In using your senses, move about the business of acknowledging whatever is present. For example, if you hear the sound of traffic outside, say to yourself, I am aware of cars moving on the street. If you smell freshly made coffee coming from your kitchen, say to yourself, I am aware of the smell of coffee. You may notice the touch of fabric on your body, such as a cotton shirt on your shoulders. You may also taste nothing or something, which is completely OK. Simply acknowledge whatever is present.
A common experience as part of meditation is the passage of thoughts. Sometimes they can be random. Other times, intrusive. They are simply memories or echoes from the past. Just like you did with your five senses, you will simply acknowledge the presence of these thoughts. Do not try to chase them away or force them out of your mind. Instead, welcome their presence and let them stay for as long as they want.
In the paradoxical sense, many people find that by allowing thoughts to be present, they have a way of dissipating over time. Just like an owl observes the landscape, train your mind to observe your thoughts from a distance. Do they have a shape? Is there a color associated with them? Do they seem heavy? Whatever the manifestation, welcome their presence.
Working Through Challenges
It is entirely possible that you will face challenges as part of learning how to meditate. This is to be expected and should be viewed as a learning experience. For example, you may discover that a pet or child serves as a distraction due to noise. Try working through these kinds of issues by simply acknowledging whatever may be present. In many ways, the sounds and sensations you experience from your environment are confirmation that the world is doing just fine.
Beginners to meditation also discover there are optimal times to focus the mind. For example, meditating in the early morning may best serve you, before the responsibilities of life kick in. Conversely, setting aside time at night may be a good choice, after family members have involved themselves with other activities. Again, this is a process in which you will learn what is best suited for your situation.
As your skills improve, you may move to a level of solving your problems with meditation.
The amount of time you choose to dedicate to meditation is up to you. For many, carving out 10 minutes each day as part of the learning process works well. Over time, you can add more minutes as your skills improve. If ten minutes a day seems overwhelming, you can shorten it to five minutes.
Some people worry they will fall asleep during meditation. This is perfectly understandable. If this holds true for you. consider using some type of timer with a gentle bell that goes off after so many minutes.
Calmer living, emotional regulation and lower blood pressure are just a few of the many benefits that can be derived from meditation (Mineo, 2017). As time goes on and your skills increase, you may find that meditation serves as a powerful stress inoculation tool. Some people even lean into this activity as a way of coping with anxiety, depression and other mood related challenges.

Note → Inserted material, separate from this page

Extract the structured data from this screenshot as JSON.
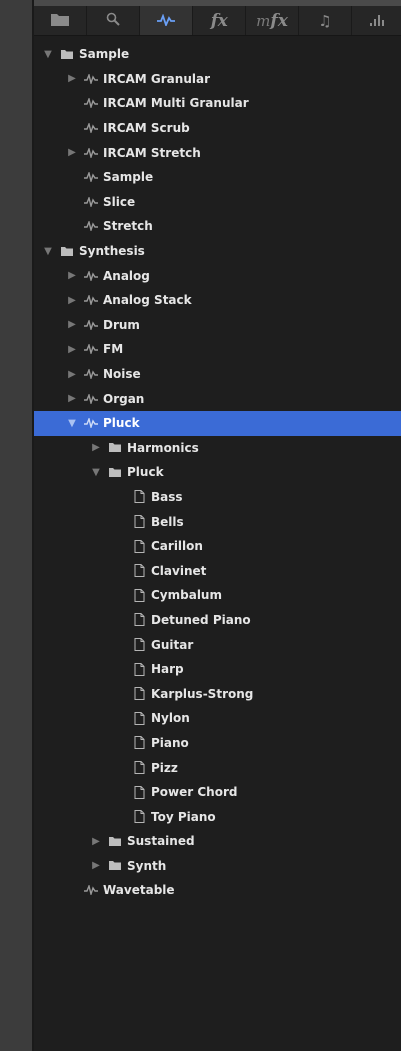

Krinleton, E. (2017, May 24). Meditation Poses: In Your Desk Chair, on the Floor, and More. Retrieved from Health Line: https://www.healthline.com/health/mental-health/meditation-positions#sevenpoint-meditation
Mayo Clinic Staff. (2020, September 15). Mindfulness exercises. Retrieved from Mayo Clinic: https://www.mayoclinic.org/healthy-lifestyle/consumer-health/in-depth/mindfulness-exercises/art-20046356
Mineo, L. (2017, April 17). Those who learn its techniques often say they feel less stress, think clearer. Retrieved from Harvard Gazette: https://news.harvard.edu/gazette/story/2018/04/less-stress-clearer-thoughts-with-mindfulness-meditation/